Collected data entries:
= = = =
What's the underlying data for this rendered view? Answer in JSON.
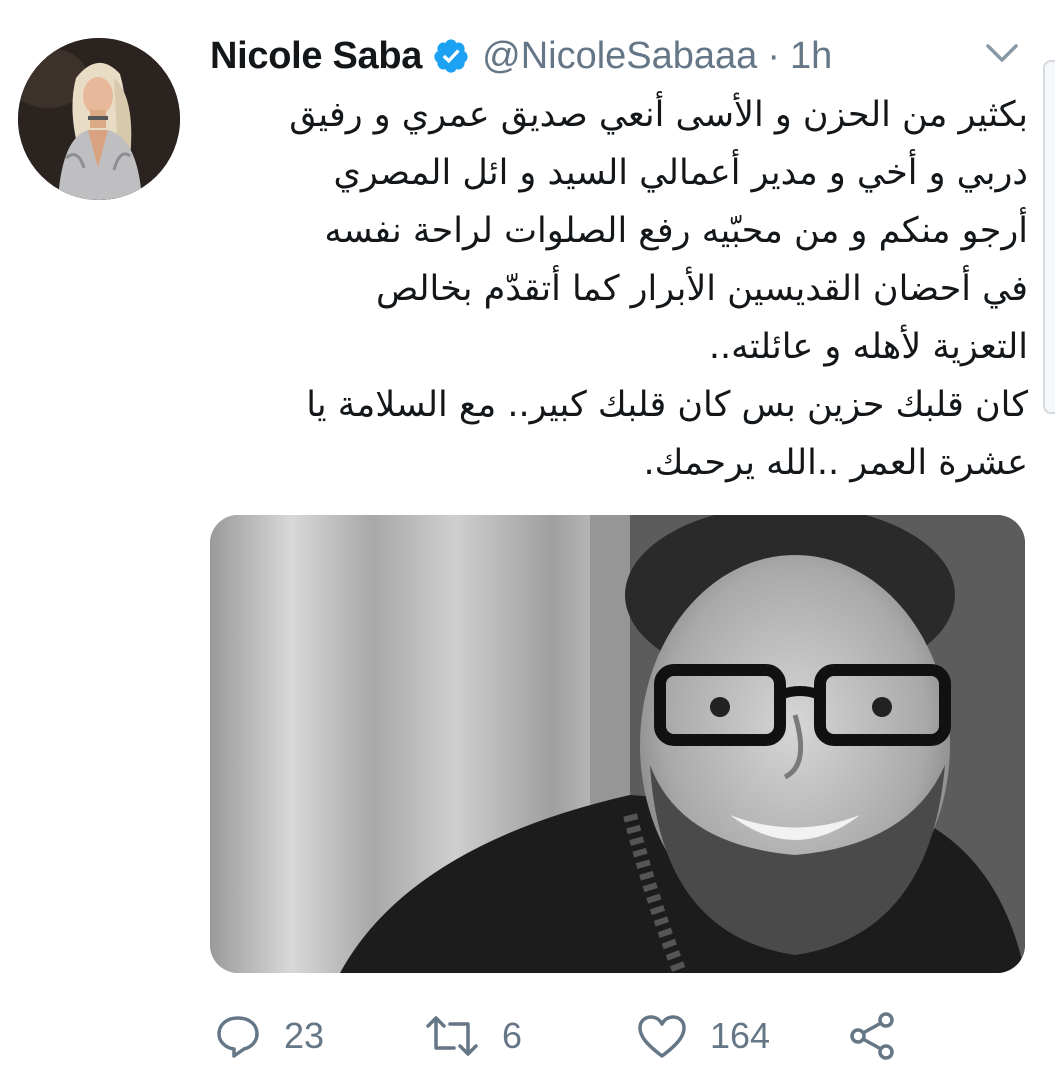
{
  "tweet": {
    "author": {
      "name": "Nicole Saba",
      "handle": "@NicoleSabaaa",
      "verified": true
    },
    "separator": "·",
    "time": "1h",
    "text_lines": [
      "بكثير من الحزن و الأسى أنعي صديق عمري و رفيق",
      "دربي و أخي و مدير أعمالي السيد و ائل المصري",
      "أرجو منكم و من محبّيه رفع الصلوات لراحة نفسه",
      "في أحضان القديسين الأبرار كما أتقدّم بخالص",
      "التعزية لأهله و عائلته..",
      "كان قلبك حزين بس كان قلبك كبير.. مع السلامة يا",
      "عشرة العمر ..الله يرحمك."
    ],
    "actions": {
      "reply": {
        "icon": "reply-icon",
        "count": "23"
      },
      "retweet": {
        "icon": "retweet-icon",
        "count": "6"
      },
      "like": {
        "icon": "heart-icon",
        "count": "164"
      },
      "share": {
        "icon": "share-icon"
      }
    }
  },
  "colors": {
    "text": "#14171a",
    "secondary": "#657786",
    "verified": "#1da1f2"
  }
}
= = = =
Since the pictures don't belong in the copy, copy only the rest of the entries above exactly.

Task solution -
What's the underlying data for this rendered view? Answer in JSON.
{
  "tweet": {
    "author": {
      "name": "Nicole Saba",
      "handle": "@NicoleSabaaa",
      "verified": true
    },
    "separator": "·",
    "time": "1h",
    "text_lines": [
      "بكثير من الحزن و الأسى أنعي صديق عمري و رفيق",
      "دربي و أخي و مدير أعمالي السيد و ائل المصري",
      "أرجو منكم و من محبّيه رفع الصلوات لراحة نفسه",
      "في أحضان القديسين الأبرار كما أتقدّم بخالص",
      "التعزية لأهله و عائلته..",
      "كان قلبك حزين بس كان قلبك كبير.. مع السلامة يا",
      "عشرة العمر ..الله يرحمك."
    ],
    "actions": {
      "reply": {
        "icon": "reply-icon",
        "count": "23"
      },
      "retweet": {
        "icon": "retweet-icon",
        "count": "6"
      },
      "like": {
        "icon": "heart-icon",
        "count": "164"
      },
      "share": {
        "icon": "share-icon"
      }
    }
  },
  "colors": {
    "text": "#14171a",
    "secondary": "#657786",
    "verified": "#1da1f2"
  }
}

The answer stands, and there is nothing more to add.